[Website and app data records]
-=-=-

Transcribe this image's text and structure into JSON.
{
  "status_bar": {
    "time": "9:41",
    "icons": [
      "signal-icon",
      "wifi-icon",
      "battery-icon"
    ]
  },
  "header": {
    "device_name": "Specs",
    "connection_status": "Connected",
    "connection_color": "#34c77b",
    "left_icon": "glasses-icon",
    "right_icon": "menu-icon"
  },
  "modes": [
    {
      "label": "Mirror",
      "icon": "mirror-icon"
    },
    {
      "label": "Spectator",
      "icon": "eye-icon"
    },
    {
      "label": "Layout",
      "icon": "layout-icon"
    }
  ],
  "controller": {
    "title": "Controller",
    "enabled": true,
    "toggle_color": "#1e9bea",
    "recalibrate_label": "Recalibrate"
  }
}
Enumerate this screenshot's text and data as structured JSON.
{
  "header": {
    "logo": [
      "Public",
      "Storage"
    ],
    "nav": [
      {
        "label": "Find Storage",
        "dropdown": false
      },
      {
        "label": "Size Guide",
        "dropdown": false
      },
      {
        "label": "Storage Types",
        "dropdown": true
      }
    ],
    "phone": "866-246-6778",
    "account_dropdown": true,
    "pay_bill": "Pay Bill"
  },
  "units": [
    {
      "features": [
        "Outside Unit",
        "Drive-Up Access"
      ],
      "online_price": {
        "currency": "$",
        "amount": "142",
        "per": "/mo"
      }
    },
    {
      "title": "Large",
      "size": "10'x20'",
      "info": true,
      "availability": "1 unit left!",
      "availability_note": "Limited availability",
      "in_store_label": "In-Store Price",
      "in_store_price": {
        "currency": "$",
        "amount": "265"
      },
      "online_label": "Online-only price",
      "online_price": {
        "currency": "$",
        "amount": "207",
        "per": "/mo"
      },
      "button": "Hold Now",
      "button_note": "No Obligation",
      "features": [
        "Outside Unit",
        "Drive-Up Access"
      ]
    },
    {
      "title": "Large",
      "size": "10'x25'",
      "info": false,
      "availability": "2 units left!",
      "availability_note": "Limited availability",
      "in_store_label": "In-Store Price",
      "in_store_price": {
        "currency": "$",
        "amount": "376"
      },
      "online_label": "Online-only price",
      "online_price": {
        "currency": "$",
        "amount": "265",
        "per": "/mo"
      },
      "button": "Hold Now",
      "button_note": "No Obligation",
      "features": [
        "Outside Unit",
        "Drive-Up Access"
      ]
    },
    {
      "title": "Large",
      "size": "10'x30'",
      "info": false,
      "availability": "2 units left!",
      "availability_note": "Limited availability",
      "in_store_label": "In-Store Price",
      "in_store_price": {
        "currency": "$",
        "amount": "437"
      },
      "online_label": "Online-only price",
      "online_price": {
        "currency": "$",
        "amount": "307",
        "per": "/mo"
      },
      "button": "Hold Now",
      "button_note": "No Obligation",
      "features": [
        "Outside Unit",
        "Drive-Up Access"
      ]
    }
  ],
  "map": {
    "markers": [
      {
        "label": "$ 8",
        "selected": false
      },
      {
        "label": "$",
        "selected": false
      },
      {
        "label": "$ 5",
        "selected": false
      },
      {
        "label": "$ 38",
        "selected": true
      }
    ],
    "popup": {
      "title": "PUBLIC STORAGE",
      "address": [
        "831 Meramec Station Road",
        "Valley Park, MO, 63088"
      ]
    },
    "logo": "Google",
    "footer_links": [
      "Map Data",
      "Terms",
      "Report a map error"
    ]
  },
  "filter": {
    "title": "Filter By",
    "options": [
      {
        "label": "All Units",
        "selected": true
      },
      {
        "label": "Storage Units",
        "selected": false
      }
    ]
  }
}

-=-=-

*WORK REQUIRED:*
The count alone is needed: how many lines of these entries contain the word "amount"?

*EXERCISE ANSWER:*
7